Supermarket giant Tesco “seriously” breached an industry code by delaying payments to suppliers, an investigation has found.
The long-awaited report on the retailer’s practices revealed it had “intentionally delayed” paying suppliers.
Groceries Code Adjudicator (GCA) Christine Tacon made a series of recommendations to stop the practices, saying the group should be more transparent in its dealings with suppliers.
No financial penalty was imposed because this power was only given to the adjudicator after she launched her investigation.
Her 84-page report said Tesco had breached the legally binding code aimed at protecting groceries suppliers.
“I found that Tesco knowingly delayed paying money to suppliers in order to improve its own financial position,” she said.
“The length of delays, their widespread nature and the range of Tesco’s unreasonable practices and behaviours towards suppliers concerned me. I was also troubled to see Tesco at times prioritising its own finances over treating suppliers fairly.”
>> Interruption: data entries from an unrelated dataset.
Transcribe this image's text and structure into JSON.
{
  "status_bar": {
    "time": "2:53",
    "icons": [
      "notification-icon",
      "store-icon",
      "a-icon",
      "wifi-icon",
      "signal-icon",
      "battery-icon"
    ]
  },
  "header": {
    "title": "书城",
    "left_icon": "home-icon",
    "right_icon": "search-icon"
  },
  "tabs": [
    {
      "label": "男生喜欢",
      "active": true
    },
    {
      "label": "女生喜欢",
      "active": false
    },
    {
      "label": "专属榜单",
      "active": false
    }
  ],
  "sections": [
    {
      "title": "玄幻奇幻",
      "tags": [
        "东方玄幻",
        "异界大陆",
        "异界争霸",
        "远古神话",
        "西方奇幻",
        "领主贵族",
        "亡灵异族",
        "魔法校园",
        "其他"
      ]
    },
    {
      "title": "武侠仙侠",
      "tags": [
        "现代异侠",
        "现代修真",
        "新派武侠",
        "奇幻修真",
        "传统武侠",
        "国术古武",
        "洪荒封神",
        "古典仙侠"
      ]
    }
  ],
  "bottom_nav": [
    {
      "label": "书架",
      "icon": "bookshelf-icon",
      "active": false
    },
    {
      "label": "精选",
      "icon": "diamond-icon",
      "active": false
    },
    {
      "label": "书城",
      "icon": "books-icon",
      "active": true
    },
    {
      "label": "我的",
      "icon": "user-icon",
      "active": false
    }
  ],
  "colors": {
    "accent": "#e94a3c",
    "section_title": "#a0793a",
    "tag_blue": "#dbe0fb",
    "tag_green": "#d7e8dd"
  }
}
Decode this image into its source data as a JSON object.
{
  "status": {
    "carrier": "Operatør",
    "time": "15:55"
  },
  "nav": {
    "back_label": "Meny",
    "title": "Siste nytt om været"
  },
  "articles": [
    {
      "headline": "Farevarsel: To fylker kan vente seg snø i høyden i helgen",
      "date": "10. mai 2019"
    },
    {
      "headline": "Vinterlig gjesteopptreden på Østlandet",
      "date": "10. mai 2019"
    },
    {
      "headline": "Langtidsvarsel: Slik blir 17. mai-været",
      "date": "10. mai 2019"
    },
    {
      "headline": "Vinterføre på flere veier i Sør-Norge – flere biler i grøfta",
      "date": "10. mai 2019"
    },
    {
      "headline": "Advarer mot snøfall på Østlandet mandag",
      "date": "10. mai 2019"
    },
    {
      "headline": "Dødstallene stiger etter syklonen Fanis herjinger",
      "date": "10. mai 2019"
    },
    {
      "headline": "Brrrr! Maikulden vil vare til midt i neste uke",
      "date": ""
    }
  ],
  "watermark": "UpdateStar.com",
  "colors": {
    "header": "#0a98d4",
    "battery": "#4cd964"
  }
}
One supplier was owed a multi-million pound sum because of price changes being incorrectly applied to Tesco systems. The money was eventually paid back by Tesco more than two years after the incorrect charging had started, said the adjudicator.
Tacon launched the investigation – her first – last February following Tesco’s announcement about its profit overstatement.
She said she found delay in payments arising from data input errors, duplicate invoicing, deductions to maintain Tesco’s margins and unilateral deductions.
“The sums were often significant and the length of time taken to repay them was too long,” she said.
A four-week deadline has been set for Tesco to say how it plans to implement the recommendations.
Andy Willox, Scottish policy convenor at the Federation of Small Businesses, said: “The issue of late payment plagues Scottish small firms. Today’s report into Tesco’s past treatment of its small suppliers lifts the lid on the UK’s late payment culture.
“For too long, larger firms have been free to abuse their relationship with smaller suppliers. Tesco has since apologised, and improved its terms. We need to see more company boards taking responsibility for their payment terms, and choosing to get behind their small suppliers no matter whether they’re based in Durham or Dundee.”
Tacon said she found no evidence that Tesco asked suppliers for money to secure better positioning of goods on shelves, which would have breached the code. But she expressed concern about practices that could amount to an indirect requirement for better positioning by large suppliers.
“I am concerned that, as a result of these practices, the purpose of the code may be circumvented to the detriment of smaller suppliers who cannot compete with payments for better positioning or to participate in range reviews.”
The adjudicator said in her report: “I saw numerous instances when data input errors by Tesco into its systems resulted in suppliers being overcharged or underpaid.
“Tesco failed to rectify data input errors within a reasonable time and also failed to pay money owed to suppliers as a result of these errors within a reasonable time. The frequency and scale of the issues resulted in business practices which were unfair.”
The investigation uncovered reluctance of some Tesco buyers to engage into disputes to resolve payment issues.
“There were times when Tesco did not appear to even attempt to resolve supplier concerns before unilaterally deducting money from suppliers. I found the delay that resulted from a failure by Tesco to fully engage in resolving difficulties to be unfair and unreasonable.”
Business minister Anna Soubry said: “Christine Tacon has done a thorough and fearless investigation into a scandalous situation.
“Tesco say they have changed their practices and I very much hope they have. Paying smaller suppliers on time and treating them fairly is good and proper business. Late payment can hinder the growth and productivity of these suppliers and can threaten their existence.”
Tesco chief executive Dave Lewis apologised and said he accepted the GCA’s findings.
He said: “In 2014 we undertook our own review into certain historic practices, which were both unsustainable and harmful to our suppliers. We shared these practices with the adjudicator, and publicly apologised. Today, I would like to apologise again. We are sorry.
“I am grateful to the adjudicator for the professional manner in which the investigation has been conducted. We accept the report’s findings, which are consistent with our own investigation.
“Over the last year we have worked hard to make Tesco a very different company from the one described in the GCA report. The absolute focus on operating margin had damaging consequences for the business and our relationship with suppliers. This has now been fundamentally changed.
“In January 2015, we made material changes to our business that addressed the majority of the historic practices referred to in the report. We have changed the way we work by reorganising, refocusing and retraining our teams and we will continue to work in a way which is consistent with the recommendations.”
He added that, according to Tacon’s report, the overwhelming majority of Tesco’s suppliers were more positive towards the company now compared with the period under investigation.